>>>>>

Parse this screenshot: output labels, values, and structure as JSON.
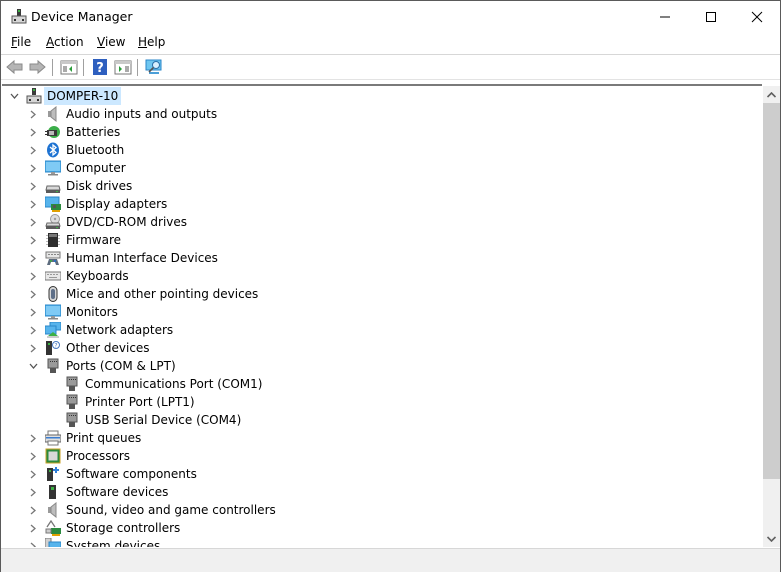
{
  "window": {
    "title": "Device Manager",
    "controls": {
      "minimize": "minimize-icon",
      "maximize": "maximize-icon",
      "close": "close-icon"
    }
  },
  "menu": [
    {
      "label": "File",
      "accel": "F",
      "rest": "ile"
    },
    {
      "label": "Action",
      "accel": "A",
      "rest": "ction"
    },
    {
      "label": "View",
      "accel": "V",
      "rest": "iew"
    },
    {
      "label": "Help",
      "accel": "H",
      "rest": "elp"
    }
  ],
  "toolbar": [
    {
      "name": "back-button",
      "icon": "back-arrow-icon",
      "enabled": false
    },
    {
      "name": "forward-button",
      "icon": "forward-arrow-icon",
      "enabled": false
    },
    {
      "name": "show-hide-console-tree-button",
      "icon": "console-tree-icon"
    },
    {
      "name": "help-button",
      "icon": "help-icon"
    },
    {
      "name": "show-hide-action-pane-button",
      "icon": "action-pane-icon"
    },
    {
      "name": "scan-hardware-button",
      "icon": "scan-hardware-icon"
    }
  ],
  "tree": {
    "root": {
      "label": "DOMPER-10",
      "expanded": true,
      "icon": "computer-tower-icon"
    },
    "items": [
      {
        "label": "Audio inputs and outputs",
        "icon": "speaker-icon",
        "expanded": false
      },
      {
        "label": "Batteries",
        "icon": "battery-icon",
        "expanded": false
      },
      {
        "label": "Bluetooth",
        "icon": "bluetooth-icon",
        "expanded": false
      },
      {
        "label": "Computer",
        "icon": "monitor-icon",
        "expanded": false
      },
      {
        "label": "Disk drives",
        "icon": "disk-drive-icon",
        "expanded": false
      },
      {
        "label": "Display adapters",
        "icon": "display-adapter-icon",
        "expanded": false
      },
      {
        "label": "DVD/CD-ROM drives",
        "icon": "dvd-drive-icon",
        "expanded": false
      },
      {
        "label": "Firmware",
        "icon": "firmware-chip-icon",
        "expanded": false
      },
      {
        "label": "Human Interface Devices",
        "icon": "hid-icon",
        "expanded": false
      },
      {
        "label": "Keyboards",
        "icon": "keyboard-icon",
        "expanded": false
      },
      {
        "label": "Mice and other pointing devices",
        "icon": "mouse-icon",
        "expanded": false
      },
      {
        "label": "Monitors",
        "icon": "monitor-icon",
        "expanded": false
      },
      {
        "label": "Network adapters",
        "icon": "network-adapter-icon",
        "expanded": false
      },
      {
        "label": "Other devices",
        "icon": "unknown-device-icon",
        "expanded": false
      },
      {
        "label": "Ports (COM & LPT)",
        "icon": "port-icon",
        "expanded": true,
        "children": [
          {
            "label": "Communications Port (COM1)",
            "icon": "port-icon"
          },
          {
            "label": "Printer Port (LPT1)",
            "icon": "port-icon"
          },
          {
            "label": "USB Serial Device (COM4)",
            "icon": "port-icon"
          }
        ]
      },
      {
        "label": "Print queues",
        "icon": "printer-icon",
        "expanded": false
      },
      {
        "label": "Processors",
        "icon": "processor-icon",
        "expanded": false
      },
      {
        "label": "Software components",
        "icon": "software-component-icon",
        "expanded": false
      },
      {
        "label": "Software devices",
        "icon": "software-device-icon",
        "expanded": false
      },
      {
        "label": "Sound, video and game controllers",
        "icon": "speaker-icon",
        "expanded": false
      },
      {
        "label": "Storage controllers",
        "icon": "storage-controller-icon",
        "expanded": false
      },
      {
        "label": "System devices",
        "icon": "system-devices-icon",
        "expanded": false
      }
    ]
  },
  "scrollbar": {
    "position_fraction": 0.0,
    "visible_fraction": 0.88
  },
  "status": ""
}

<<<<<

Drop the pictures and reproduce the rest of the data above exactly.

Parse this screenshot: output labels, values, and structure as JSON.
{
  "window": {
    "title": "Device Manager",
    "controls": {
      "minimize": "minimize-icon",
      "maximize": "maximize-icon",
      "close": "close-icon"
    }
  },
  "menu": [
    {
      "label": "File",
      "accel": "F",
      "rest": "ile"
    },
    {
      "label": "Action",
      "accel": "A",
      "rest": "ction"
    },
    {
      "label": "View",
      "accel": "V",
      "rest": "iew"
    },
    {
      "label": "Help",
      "accel": "H",
      "rest": "elp"
    }
  ],
  "toolbar": [
    {
      "name": "back-button",
      "icon": "back-arrow-icon",
      "enabled": false
    },
    {
      "name": "forward-button",
      "icon": "forward-arrow-icon",
      "enabled": false
    },
    {
      "name": "show-hide-console-tree-button",
      "icon": "console-tree-icon"
    },
    {
      "name": "help-button",
      "icon": "help-icon"
    },
    {
      "name": "show-hide-action-pane-button",
      "icon": "action-pane-icon"
    },
    {
      "name": "scan-hardware-button",
      "icon": "scan-hardware-icon"
    }
  ],
  "tree": {
    "root": {
      "label": "DOMPER-10",
      "expanded": true,
      "icon": "computer-tower-icon"
    },
    "items": [
      {
        "label": "Audio inputs and outputs",
        "icon": "speaker-icon",
        "expanded": false
      },
      {
        "label": "Batteries",
        "icon": "battery-icon",
        "expanded": false
      },
      {
        "label": "Bluetooth",
        "icon": "bluetooth-icon",
        "expanded": false
      },
      {
        "label": "Computer",
        "icon": "monitor-icon",
        "expanded": false
      },
      {
        "label": "Disk drives",
        "icon": "disk-drive-icon",
        "expanded": false
      },
      {
        "label": "Display adapters",
        "icon": "display-adapter-icon",
        "expanded": false
      },
      {
        "label": "DVD/CD-ROM drives",
        "icon": "dvd-drive-icon",
        "expanded": false
      },
      {
        "label": "Firmware",
        "icon": "firmware-chip-icon",
        "expanded": false
      },
      {
        "label": "Human Interface Devices",
        "icon": "hid-icon",
        "expanded": false
      },
      {
        "label": "Keyboards",
        "icon": "keyboard-icon",
        "expanded": false
      },
      {
        "label": "Mice and other pointing devices",
        "icon": "mouse-icon",
        "expanded": false
      },
      {
        "label": "Monitors",
        "icon": "monitor-icon",
        "expanded": false
      },
      {
        "label": "Network adapters",
        "icon": "network-adapter-icon",
        "expanded": false
      },
      {
        "label": "Other devices",
        "icon": "unknown-device-icon",
        "expanded": false
      },
      {
        "label": "Ports (COM & LPT)",
        "icon": "port-icon",
        "expanded": true,
        "children": [
          {
            "label": "Communications Port (COM1)",
            "icon": "port-icon"
          },
          {
            "label": "Printer Port (LPT1)",
            "icon": "port-icon"
          },
          {
            "label": "USB Serial Device (COM4)",
            "icon": "port-icon"
          }
        ]
      },
      {
        "label": "Print queues",
        "icon": "printer-icon",
        "expanded": false
      },
      {
        "label": "Processors",
        "icon": "processor-icon",
        "expanded": false
      },
      {
        "label": "Software components",
        "icon": "software-component-icon",
        "expanded": false
      },
      {
        "label": "Software devices",
        "icon": "software-device-icon",
        "expanded": false
      },
      {
        "label": "Sound, video and game controllers",
        "icon": "speaker-icon",
        "expanded": false
      },
      {
        "label": "Storage controllers",
        "icon": "storage-controller-icon",
        "expanded": false
      },
      {
        "label": "System devices",
        "icon": "system-devices-icon",
        "expanded": false
      }
    ]
  },
  "scrollbar": {
    "position_fraction": 0.0,
    "visible_fraction": 0.88
  },
  "status": ""
}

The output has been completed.